## Task description
Copy the data that follows exactly as it is, excluding all pictures.

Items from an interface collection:

───

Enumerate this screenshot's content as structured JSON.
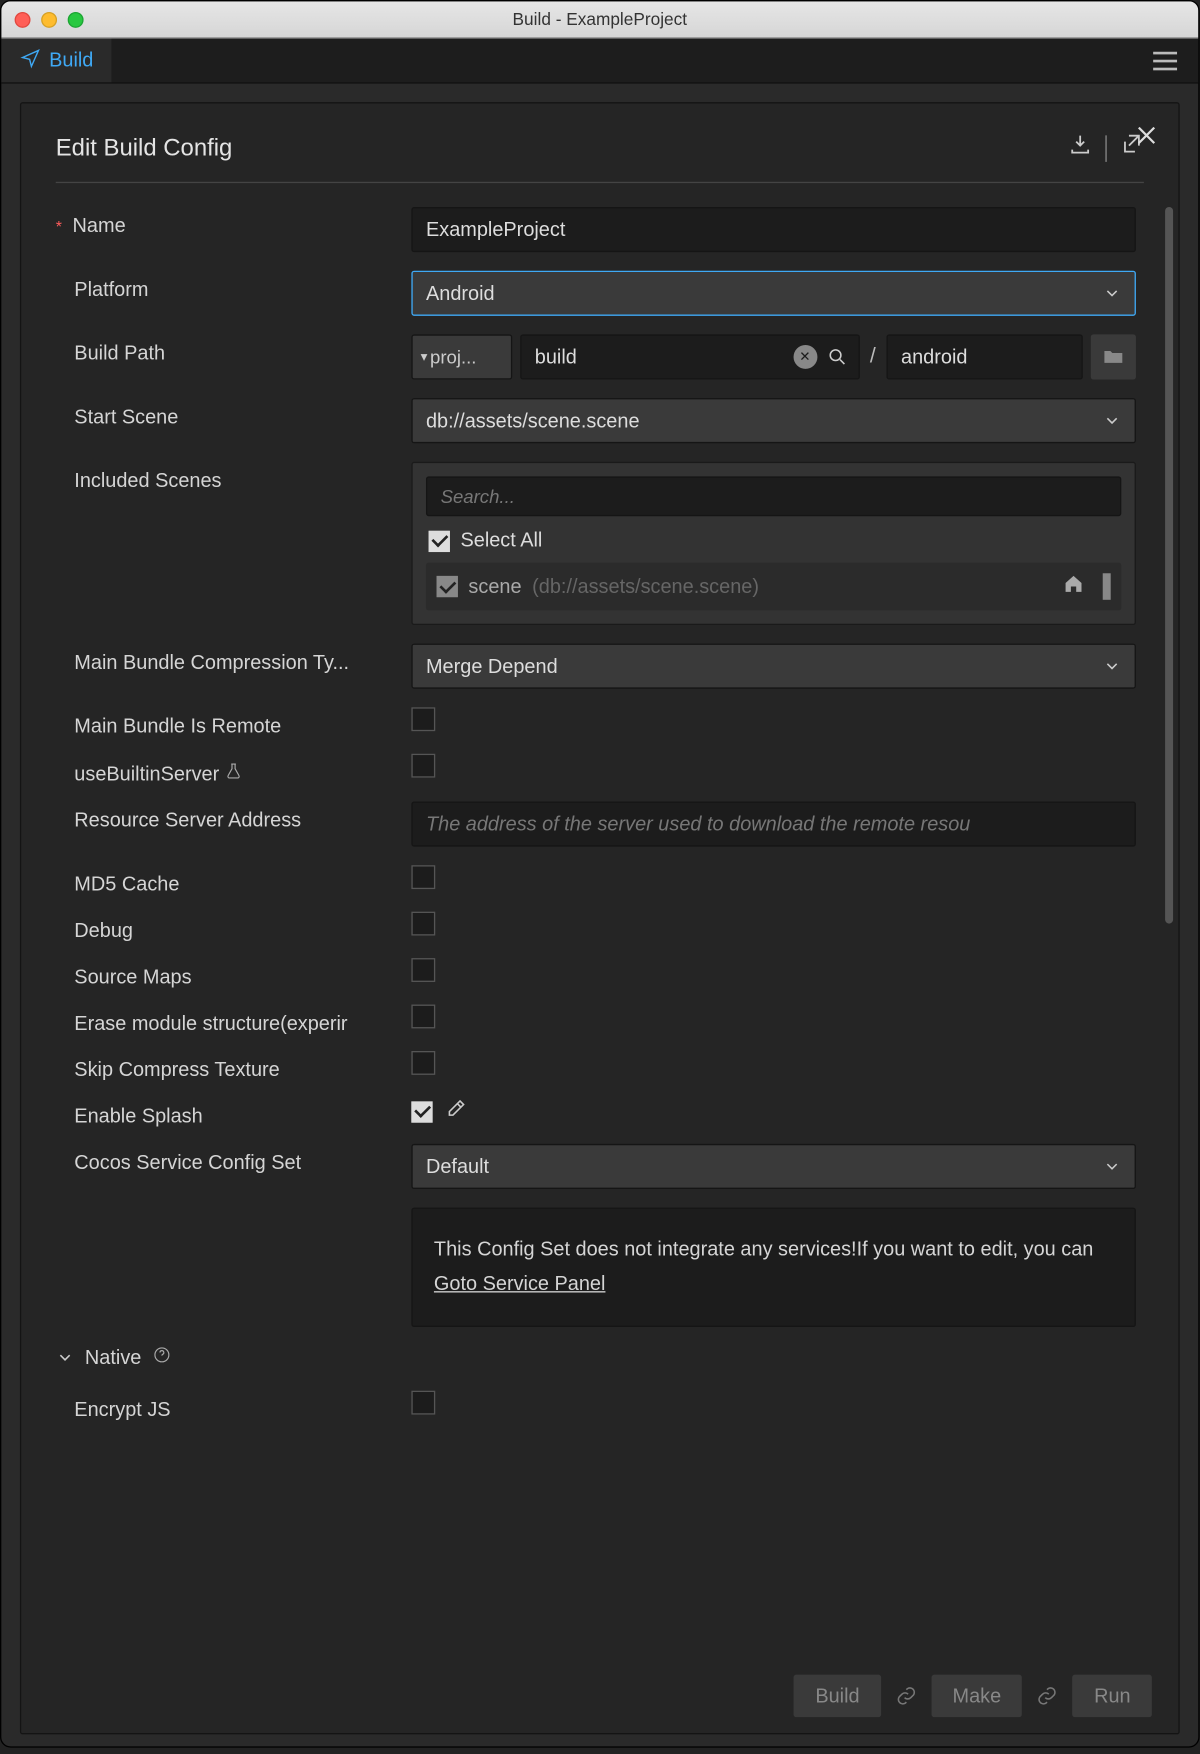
{
  "window": {
    "title": "Build - ExampleProject"
  },
  "tab": {
    "label": "Build"
  },
  "panel": {
    "title": "Edit Build Config"
  },
  "labels": {
    "name": "Name",
    "platform": "Platform",
    "buildPath": "Build Path",
    "startScene": "Start Scene",
    "includedScenes": "Included Scenes",
    "mainBundleCompression": "Main Bundle Compression Ty...",
    "mainBundleIsRemote": "Main Bundle Is Remote",
    "useBuiltinServer": "useBuiltinServer",
    "resourceServerAddress": "Resource Server Address",
    "md5Cache": "MD5 Cache",
    "debug": "Debug",
    "sourceMaps": "Source Maps",
    "eraseModule": "Erase module structure(experir",
    "skipCompress": "Skip Compress Texture",
    "enableSplash": "Enable Splash",
    "cocosServiceConfig": "Cocos Service Config Set",
    "native": "Native",
    "encryptJs": "Encrypt JS"
  },
  "values": {
    "name": "ExampleProject",
    "platform": "Android",
    "pathSeg1": "proj...",
    "pathInput": "build",
    "pathSeg3": "android",
    "startScene": "db://assets/scene.scene",
    "compressionType": "Merge Depend",
    "cocosConfig": "Default"
  },
  "scenes": {
    "searchPlaceholder": "Search...",
    "selectAll": "Select All",
    "item": {
      "name": "scene",
      "path": "(db://assets/scene.scene)"
    }
  },
  "placeholders": {
    "resourceServer": "The address of the server used to download the remote resou"
  },
  "note": {
    "text": "This Config Set does not integrate any services!If you want to edit, you can ",
    "link": "Goto Service Panel"
  },
  "footer": {
    "build": "Build",
    "make": "Make",
    "run": "Run"
  }
}
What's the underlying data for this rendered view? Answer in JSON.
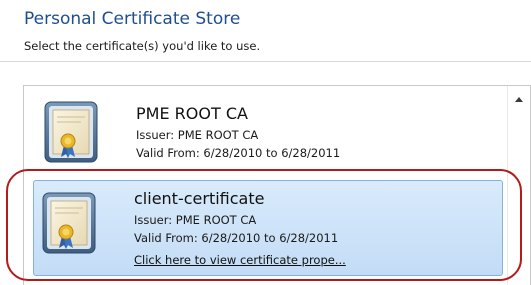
{
  "dialog": {
    "title": "Personal Certificate Store",
    "subtitle": "Select the certificate(s) you'd like to use."
  },
  "certificates": [
    {
      "name": "PME ROOT CA",
      "issuer": "Issuer: PME ROOT CA",
      "valid": "Valid From: 6/28/2010 to 6/28/2011",
      "selected": false
    },
    {
      "name": "client-certificate",
      "issuer": "Issuer: PME ROOT CA",
      "valid": "Valid From: 6/28/2010 to 6/28/2011",
      "link": "Click here to view certificate prope...",
      "selected": true
    }
  ],
  "icons": {
    "certificate": "certificate-icon",
    "scroll_up": "scroll-up-arrow-icon"
  },
  "colors": {
    "title": "#1e4f8f",
    "selection_bg": "#c3dcf6",
    "selection_border": "#84b1de",
    "highlight_ring": "#b41a1a"
  }
}
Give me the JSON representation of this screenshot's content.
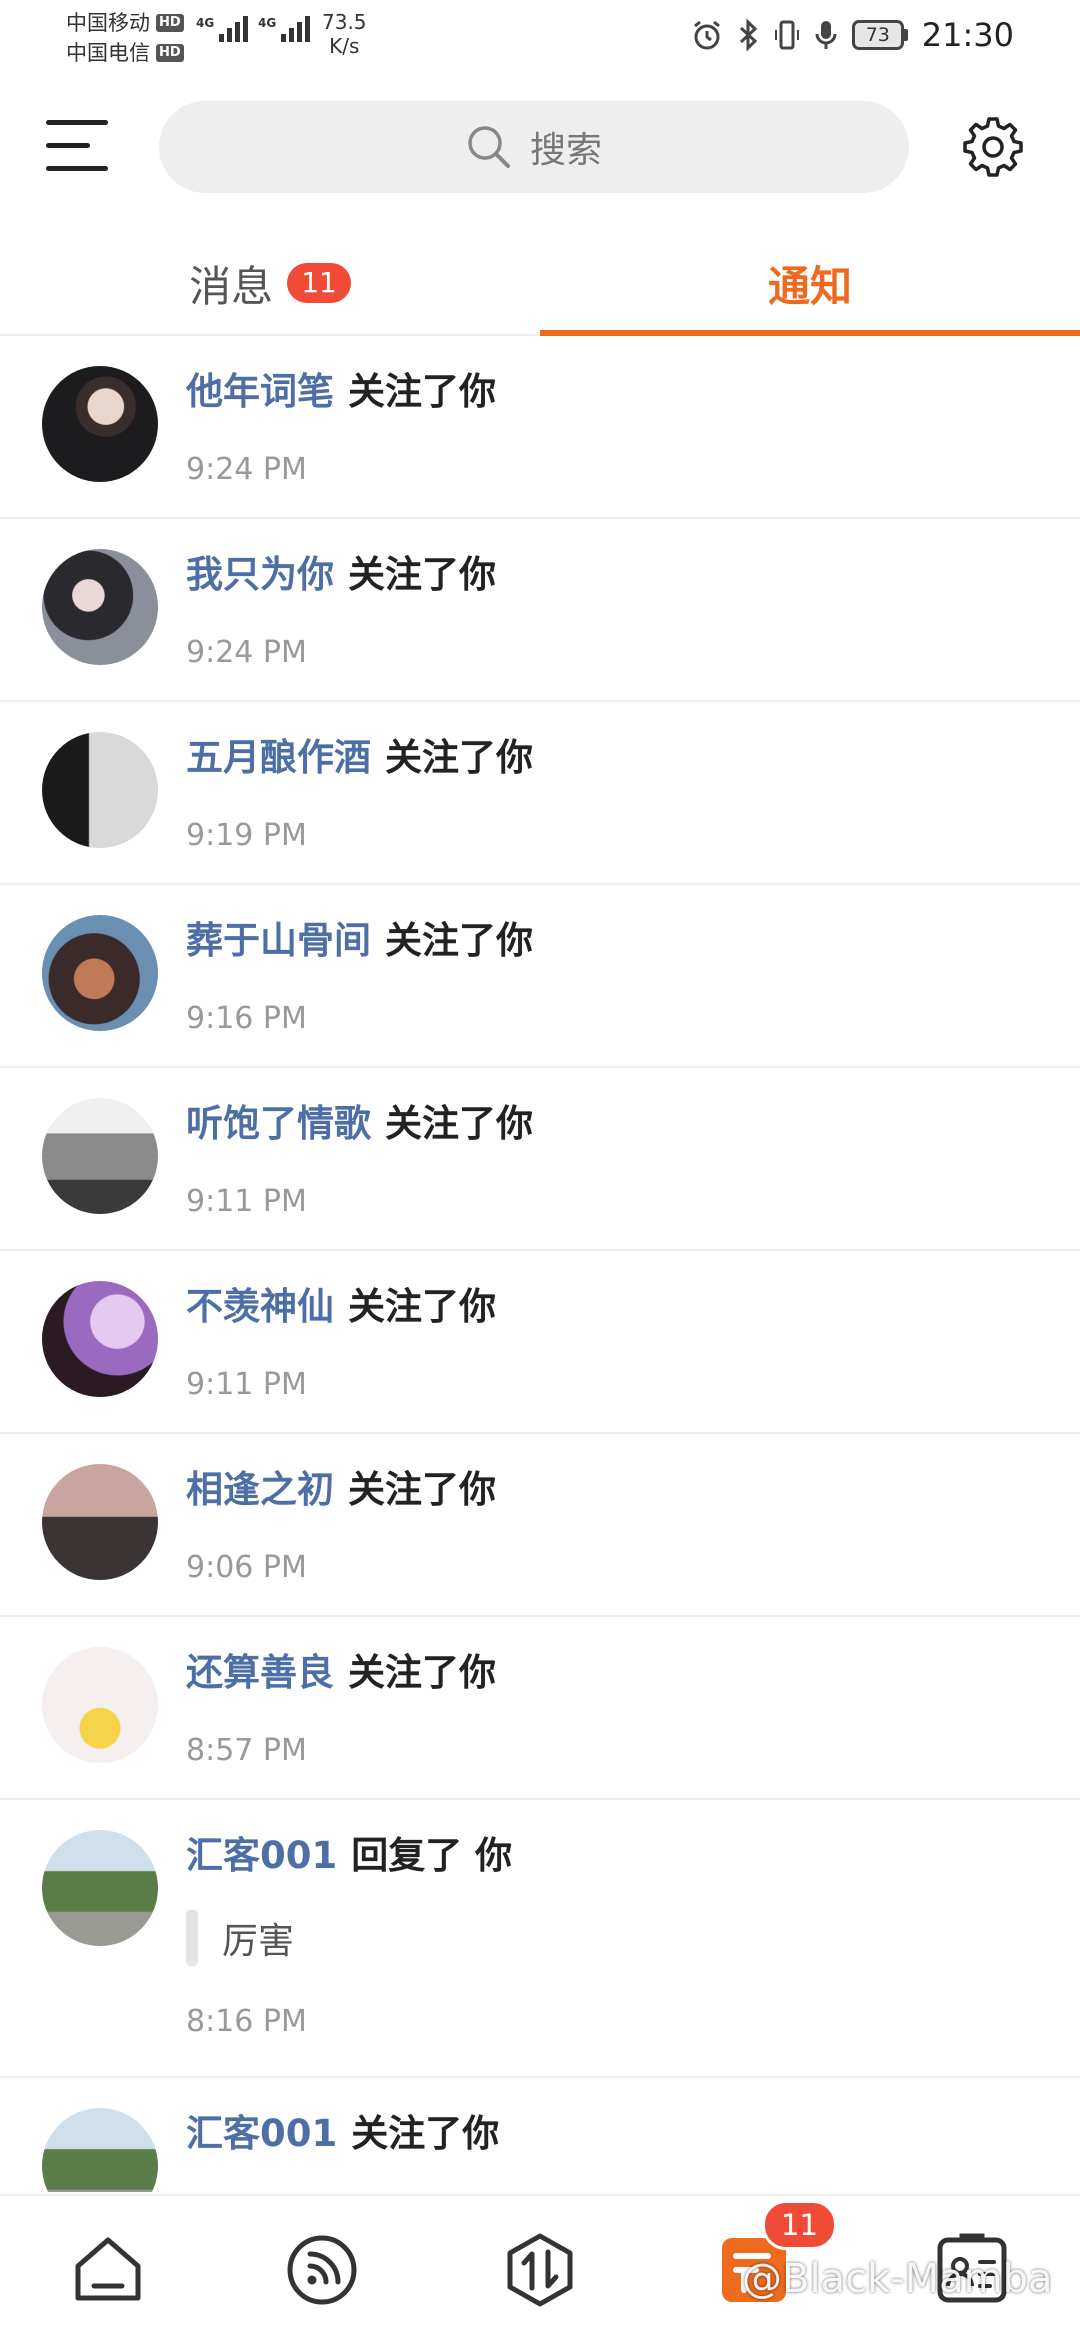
{
  "status_bar": {
    "carrier1": "中国移动",
    "carrier2": "中国电信",
    "hd": "HD",
    "network": "4G",
    "speed_value": "73.5",
    "speed_unit": "K/s",
    "battery": "73",
    "time": "21:30"
  },
  "header": {
    "search_placeholder": "搜索"
  },
  "tabs": {
    "messages_label": "消息",
    "messages_badge": "11",
    "notices_label": "通知"
  },
  "notifications": [
    {
      "user": "他年词笔",
      "action": "关注了你",
      "time": "9:24 PM"
    },
    {
      "user": "我只为你",
      "action": "关注了你",
      "time": "9:24 PM"
    },
    {
      "user": "五月酿作酒",
      "action": "关注了你",
      "time": "9:19 PM"
    },
    {
      "user": "葬于山骨间",
      "action": "关注了你",
      "time": "9:16 PM"
    },
    {
      "user": "听饱了情歌",
      "action": "关注了你",
      "time": "9:11 PM"
    },
    {
      "user": "不羡神仙",
      "action": "关注了你",
      "time": "9:11 PM"
    },
    {
      "user": "相逢之初",
      "action": "关注了你",
      "time": "9:06 PM"
    },
    {
      "user": "还算善良",
      "action": "关注了你",
      "time": "8:57 PM"
    },
    {
      "user": "汇客001",
      "action": "回复了 你",
      "reply": "厉害",
      "time": "8:16 PM"
    },
    {
      "user": "汇客001",
      "action": "关注了你"
    }
  ],
  "bottom_nav": {
    "badge": "11",
    "items": [
      "home-icon",
      "feed-icon",
      "exchange-icon",
      "notification-icon",
      "profile-card-icon"
    ],
    "active_color": "#ee6a1f"
  },
  "watermark": "@Black-Mamba",
  "colors": {
    "accent": "#ee6a1f",
    "username": "#4e6fa6",
    "badge": "#f04b36"
  }
}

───

## Exercise result
Enumerate this screenshot's content as structured JSON.
{
  "window": {
    "title": "Build - ExampleProject"
  },
  "tab": {
    "label": "Build"
  },
  "panel": {
    "title": "Edit Build Config"
  },
  "labels": {
    "name": "Name",
    "platform": "Platform",
    "buildPath": "Build Path",
    "startScene": "Start Scene",
    "includedScenes": "Included Scenes",
    "mainBundleCompression": "Main Bundle Compression Ty...",
    "mainBundleIsRemote": "Main Bundle Is Remote",
    "useBuiltinServer": "useBuiltinServer",
    "resourceServerAddress": "Resource Server Address",
    "md5Cache": "MD5 Cache",
    "debug": "Debug",
    "sourceMaps": "Source Maps",
    "eraseModule": "Erase module structure(experir",
    "skipCompress": "Skip Compress Texture",
    "enableSplash": "Enable Splash",
    "cocosServiceConfig": "Cocos Service Config Set",
    "native": "Native",
    "encryptJs": "Encrypt JS"
  },
  "values": {
    "name": "ExampleProject",
    "platform": "Android",
    "pathSeg1": "proj...",
    "pathInput": "build",
    "pathSeg3": "android",
    "startScene": "db://assets/scene.scene",
    "compressionType": "Merge Depend",
    "cocosConfig": "Default"
  },
  "scenes": {
    "searchPlaceholder": "Search...",
    "selectAll": "Select All",
    "item": {
      "name": "scene",
      "path": "(db://assets/scene.scene)"
    }
  },
  "placeholders": {
    "resourceServer": "The address of the server used to download the remote resou"
  },
  "note": {
    "text": "This Config Set does not integrate any services!If you want to edit, you can ",
    "link": "Goto Service Panel"
  },
  "footer": {
    "build": "Build",
    "make": "Make",
    "run": "Run"
  }
}
What's the underlying data for this rendered view? Answer in JSON.
{
  "dialog": {
    "title": "Personal Certificate Store",
    "subtitle": "Select the certificate(s) you'd like to use."
  },
  "certificates": [
    {
      "name": "PME ROOT CA",
      "issuer": "Issuer: PME ROOT CA",
      "valid": "Valid From: 6/28/2010 to 6/28/2011",
      "selected": false
    },
    {
      "name": "client-certificate",
      "issuer": "Issuer: PME ROOT CA",
      "valid": "Valid From: 6/28/2010 to 6/28/2011",
      "link": "Click here to view certificate prope...",
      "selected": true
    }
  ],
  "icons": {
    "certificate": "certificate-icon",
    "scroll_up": "scroll-up-arrow-icon"
  },
  "colors": {
    "title": "#1e4f8f",
    "selection_bg": "#c3dcf6",
    "selection_border": "#84b1de",
    "highlight_ring": "#b41a1a"
  }
}
Give me the JSON representation of this screenshot's content.
{
  "status_bar": {
    "carrier1": "中国移动",
    "carrier2": "中国电信",
    "hd": "HD",
    "network": "4G",
    "speed_value": "73.5",
    "speed_unit": "K/s",
    "battery": "73",
    "time": "21:30"
  },
  "header": {
    "search_placeholder": "搜索"
  },
  "tabs": {
    "messages_label": "消息",
    "messages_badge": "11",
    "notices_label": "通知"
  },
  "notifications": [
    {
      "user": "他年词笔",
      "action": "关注了你",
      "time": "9:24 PM"
    },
    {
      "user": "我只为你",
      "action": "关注了你",
      "time": "9:24 PM"
    },
    {
      "user": "五月酿作酒",
      "action": "关注了你",
      "time": "9:19 PM"
    },
    {
      "user": "葬于山骨间",
      "action": "关注了你",
      "time": "9:16 PM"
    },
    {
      "user": "听饱了情歌",
      "action": "关注了你",
      "time": "9:11 PM"
    },
    {
      "user": "不羡神仙",
      "action": "关注了你",
      "time": "9:11 PM"
    },
    {
      "user": "相逢之初",
      "action": "关注了你",
      "time": "9:06 PM"
    },
    {
      "user": "还算善良",
      "action": "关注了你",
      "time": "8:57 PM"
    },
    {
      "user": "汇客001",
      "action": "回复了 你",
      "reply": "厉害",
      "time": "8:16 PM"
    },
    {
      "user": "汇客001",
      "action": "关注了你"
    }
  ],
  "bottom_nav": {
    "badge": "11",
    "items": [
      "home-icon",
      "feed-icon",
      "exchange-icon",
      "notification-icon",
      "profile-card-icon"
    ],
    "active_color": "#ee6a1f"
  },
  "watermark": "@Black-Mamba",
  "colors": {
    "accent": "#ee6a1f",
    "username": "#4e6fa6",
    "badge": "#f04b36"
  }
}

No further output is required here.